You see, the thing about leftovers is that they do serve a purpose, but it’s a limited purpose. A purpose with an expiration date. A purpose with a deadline. Leftovers are destined to be disposed of.

If the ‘meal’ is the conversation I had today, it was something I needed to eat. I will absorb that which my body needs to maintain health, to give me strength and to increase my energy to cover the output I will inevitably be required to produce. This ‘meal’ served its purpose, whether it was fun to eat or not. Maybe the company at the table wasn’t choice. Maybe the food didn’t taste quite like it should have. Maybe it wasn’t the most delicious feast I’ve ever consumed.

In the car, driving home, the meal is over. It’s time to decide what to do with the leftovers.

I might throw it all in the trash now – I’m not very good at using leftovers wisely (or it just wasn’t that good the first time).

I might save it all for later – it was more than I could digest in one sitting.

I might save just the parts I want more time with – the stuff worth chewing on again.

I might put it in the frig, which means I’ll have to reheat and revisit it sooner than if I place it in the freezer to preserve it longer; to extend its impact on me.

Regardless of the choice, the fact remains that leftovers go bad.
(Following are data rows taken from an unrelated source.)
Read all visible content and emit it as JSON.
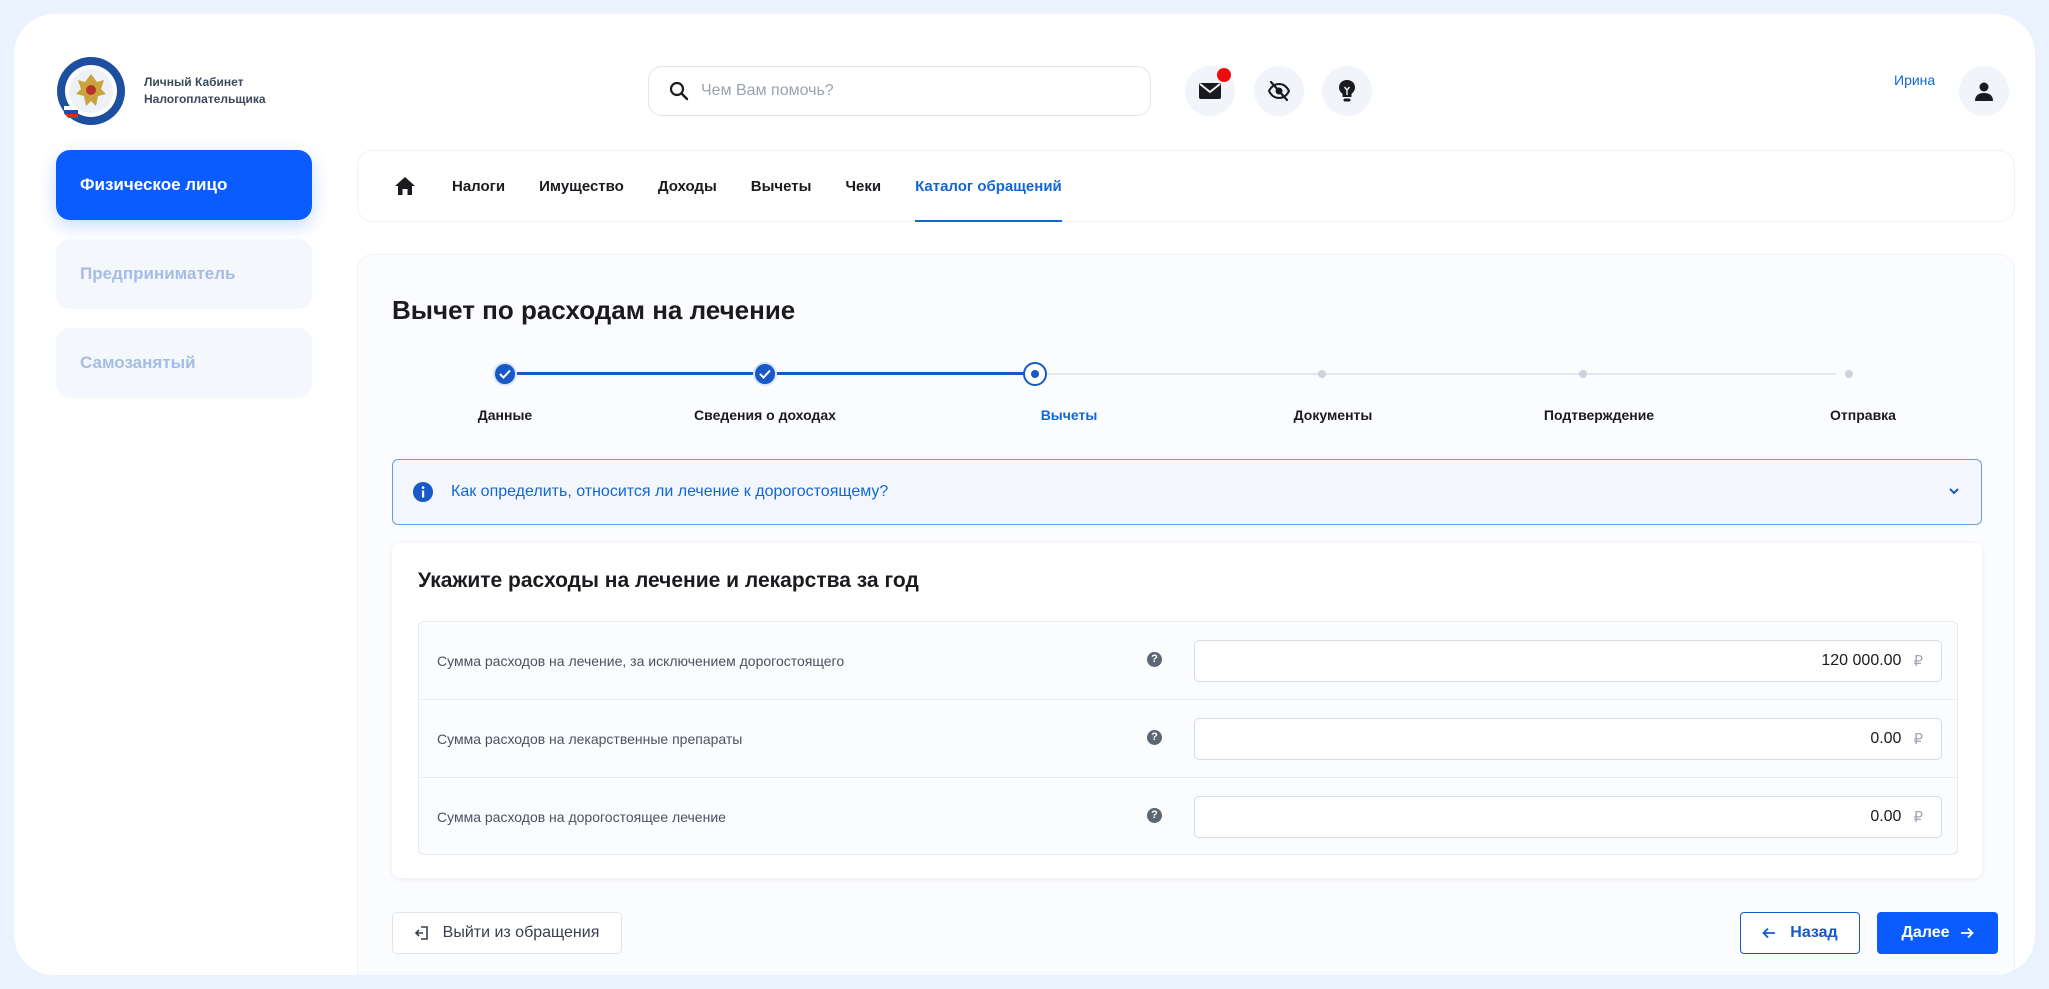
{
  "header": {
    "logo_text": "Личный Кабинет Налогоплательщика",
    "search_placeholder": "Чем Вам помочь?",
    "user_name": "Ирина",
    "icons": [
      "mail-icon",
      "hide-icon",
      "lightbulb-icon",
      "user-icon"
    ]
  },
  "sidebar": {
    "items": [
      {
        "label": "Физическое лицо",
        "active": true
      },
      {
        "label": "Предприниматель",
        "active": false
      },
      {
        "label": "Самозанятый",
        "active": false
      }
    ]
  },
  "topnav": {
    "items": [
      "Налоги",
      "Имущество",
      "Доходы",
      "Вычеты",
      "Чеки",
      "Каталог обращений"
    ],
    "active": "Каталог обращений"
  },
  "page": {
    "title": "Вычет по расходам на лечение"
  },
  "stepper": {
    "steps": [
      {
        "label": "Данные",
        "state": "done"
      },
      {
        "label": "Сведения о доходах",
        "state": "done"
      },
      {
        "label": "Вычеты",
        "state": "current"
      },
      {
        "label": "Документы",
        "state": "pending"
      },
      {
        "label": "Подтверждение",
        "state": "pending"
      },
      {
        "label": "Отправка",
        "state": "pending"
      }
    ]
  },
  "info_banner": {
    "text": "Как определить, относится ли лечение к дорогостоящему?"
  },
  "form": {
    "title": "Укажите расходы на лечение и лекарства за год",
    "help_glyph": "?",
    "rows": [
      {
        "label": "Сумма расходов на лечение, за исключением дорогостоящего",
        "value": "120 000.00",
        "currency": "₽"
      },
      {
        "label": "Сумма расходов на лекарственные препараты",
        "value": "0.00",
        "currency": "₽"
      },
      {
        "label": "Сумма расходов на дорогостоящее лечение",
        "value": "0.00",
        "currency": "₽"
      }
    ]
  },
  "buttons": {
    "exit": "Выйти из обращения",
    "back": "Назад",
    "next": "Далее"
  },
  "colors": {
    "accent": "#0a5cff",
    "link": "#1266d6",
    "notification": "#ee0d0d"
  }
}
Keeping them around too long results in things like ugly, smelly (greenish) growths or less than appetizing separation of ingredients. Consuming leftovers that have been left over too long can make you sick. Really sick. Even if they appear to be okay, your leftovers can make you miserable inside.

Holding onto leftovers which have passed their safe usage date is never a good thing. Even if you have no plans to reuse or rehash them, leaving them in the frig takes up space you could be using for the good stuff and might even taint the rest of what you plan to use for another meal, another day.

Why take the risk? Use your leftovers while they still have value and can still be put to good use! And remember – every leftover has a shelf-life. Some shorter, some longer than others, but no leftover is good for you forever. Pay attention to what you’re allowing to take up space in your frig. In your freezer. In your head. In your heart.

Eventually, all of our leftovers stink.

By the time I reached the driveway and found the key to my front door, I had settled on a few leftovers worth keeping. For awhile.

But I don’t intend to hold onto them too long. I don’t intend to wait until the leftover goes bad, gets rancid, grows fuzzy green hair and is transformed into something I don’t recognize. I will reheat them, chew on them, use them up and then dispose of my leftovers when their contribution to my life has been exhausted.

Trash the stuff that will only serve to make us sick and stain our Tupperware.

We’ll be healthier for it, my friends.